Thursday, 7 July 2011

2. Monday - July 4th

Independence Day for our lone American this year, Michelle, a very hardy annual, and a day planned to widen the field of archaeological experiences and techniques.
In the heat of yet another beautiful day, the group of students worked within the potential hammer scale grids and many one-litre soil samples were carefully taken.
Don and the undergraduates took care in accurately marking up the co-ordinates of the different bags and then Don, always one for a challenge, played an extensive and interesting game of “spot the missing samples”
“Now I wonder, is this actually bag three from row four, or really bag four from row three?”
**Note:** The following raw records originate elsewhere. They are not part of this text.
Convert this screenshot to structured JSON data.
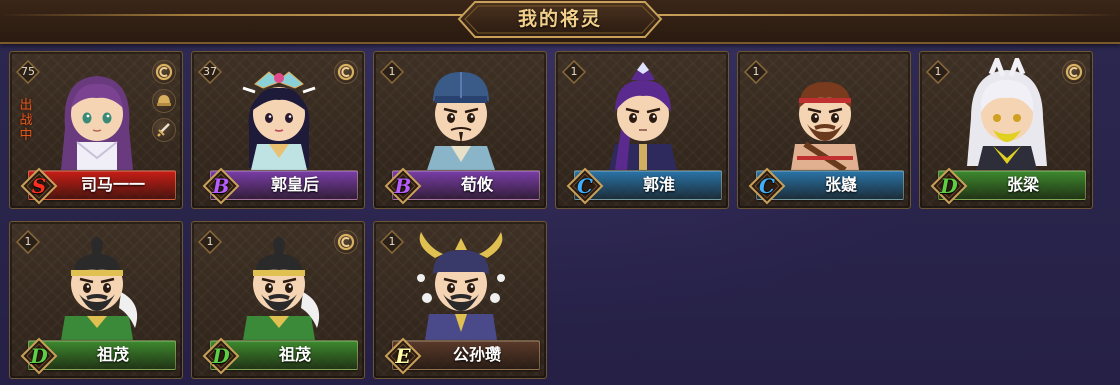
{
  "header": {
    "title": "我的将灵"
  },
  "colors": {
    "S": "#c81e16",
    "B": "#7a3ea8",
    "C": "#2a74a8",
    "D": "#3d8a2e",
    "E": "#5a3a2a"
  },
  "cards": [
    {
      "level": "75",
      "grade": "S",
      "name": "司马一一",
      "deployed": true,
      "deploy_label": "出战中",
      "icons": [
        "coin-icon",
        "helmet-icon",
        "sword-icon"
      ],
      "avatar": "purple-hair-girl"
    },
    {
      "level": "37",
      "grade": "B",
      "name": "郭皇后",
      "icons": [
        "coin-icon"
      ],
      "avatar": "empress"
    },
    {
      "level": "1",
      "grade": "B",
      "name": "荀攸",
      "icons": [],
      "avatar": "scholar"
    },
    {
      "level": "1",
      "grade": "C",
      "name": "郭淮",
      "icons": [],
      "avatar": "purple-warrior"
    },
    {
      "level": "1",
      "grade": "C",
      "name": "张嶷",
      "icons": [],
      "avatar": "bearded-brawler"
    },
    {
      "level": "1",
      "grade": "D",
      "name": "张梁",
      "icons": [
        "coin-icon"
      ],
      "avatar": "white-hair-mystic"
    },
    {
      "level": "1",
      "grade": "D",
      "name": "祖茂",
      "icons": [],
      "avatar": "headband-general"
    },
    {
      "level": "1",
      "grade": "D",
      "name": "祖茂",
      "icons": [
        "coin-icon"
      ],
      "avatar": "headband-general"
    },
    {
      "level": "1",
      "grade": "E",
      "name": "公孙瓒",
      "icons": [],
      "avatar": "horned-general"
    }
  ]
}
(photo by Phil Carroll)
Once the sampling was completed, the attention of the students was directed to de-turf an eastern extension to ‘DF’ – an exercise that all but squared off this side of the excavation area – hard work with tough grass and high temperatures - but even so, they made a very neat job of it.
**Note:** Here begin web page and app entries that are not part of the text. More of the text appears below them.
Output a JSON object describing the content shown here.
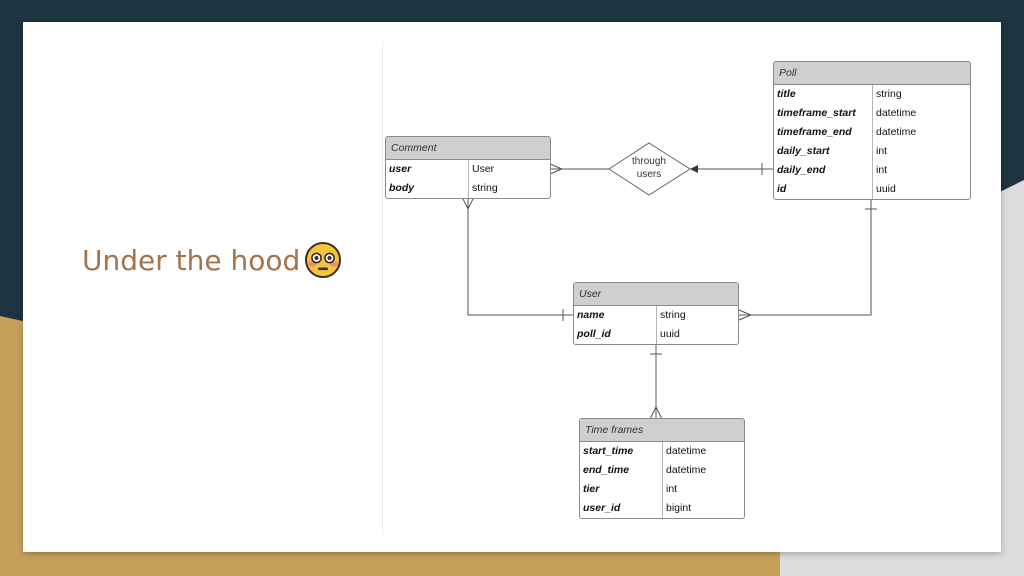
{
  "slide": {
    "title": "Under the hood",
    "title_emoji": "flushed-face-emoji",
    "title_color": "#a4744c",
    "background": "#1e3440",
    "accent": "#c6a15b"
  },
  "diagram": {
    "relationship_label_line1": "through",
    "relationship_label_line2": "users",
    "entities": {
      "poll": {
        "name": "Poll",
        "fields": [
          {
            "name": "title",
            "type": "string"
          },
          {
            "name": "timeframe_start",
            "type": "datetime"
          },
          {
            "name": "timeframe_end",
            "type": "datetime"
          },
          {
            "name": "daily_start",
            "type": "int"
          },
          {
            "name": "daily_end",
            "type": "int"
          },
          {
            "name": "id",
            "type": "uuid"
          }
        ]
      },
      "comment": {
        "name": "Comment",
        "fields": [
          {
            "name": "user",
            "type": "User"
          },
          {
            "name": "body",
            "type": "string"
          }
        ]
      },
      "user": {
        "name": "User",
        "fields": [
          {
            "name": "name",
            "type": "string"
          },
          {
            "name": "poll_id",
            "type": "uuid"
          }
        ]
      },
      "timeframes": {
        "name": "Time frames",
        "fields": [
          {
            "name": "start_time",
            "type": "datetime"
          },
          {
            "name": "end_time",
            "type": "datetime"
          },
          {
            "name": "tier",
            "type": "int"
          },
          {
            "name": "user_id",
            "type": "bigint"
          }
        ]
      }
    }
  }
}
Despite the prevailing blue sky, light breeze and clear views, the threat of an oncoming weather change hung in the air and spurred on by two pessimistic weather forecasts from local radio stations, Roger decided to prepare for the worse.
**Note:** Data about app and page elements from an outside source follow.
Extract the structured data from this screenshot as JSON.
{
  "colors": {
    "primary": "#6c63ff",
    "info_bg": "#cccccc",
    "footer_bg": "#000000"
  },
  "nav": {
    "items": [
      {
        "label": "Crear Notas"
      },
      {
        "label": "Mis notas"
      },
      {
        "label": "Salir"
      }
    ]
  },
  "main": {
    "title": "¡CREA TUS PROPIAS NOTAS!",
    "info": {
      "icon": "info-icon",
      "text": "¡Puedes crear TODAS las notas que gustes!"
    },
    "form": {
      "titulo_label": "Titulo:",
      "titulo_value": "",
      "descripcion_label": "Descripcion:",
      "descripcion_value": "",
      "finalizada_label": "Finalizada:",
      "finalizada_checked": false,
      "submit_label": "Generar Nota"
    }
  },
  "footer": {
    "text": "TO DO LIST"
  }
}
Inspired by the members of Finds Team constructing the dry sieve frame the previous day, they were challenged by Roger to put together the supporting structure for the ‘poly-tunnel’ – the six-metre long shelter against the elements.
Having spent a considerable time finding all the required steel sections, these were placed in the correct order alongside the lower edge of site ‘DF’.
“A strange skeletal shape, looking like the rib cage of huge starved creature, slowly came together” (photo by Phil Carroll)
Once set out, the sections were interconnected and the grand erection ceremony followed – lots of laughter and some slight trepidation as everyone chose a leg and the tall bowed arches rose above the site.
Fortunately, the weather held and most de-turfing was completed without the need for any polythene sheet protection and during this phase, the first few finds were uncovered.
Phil & Pat Carroll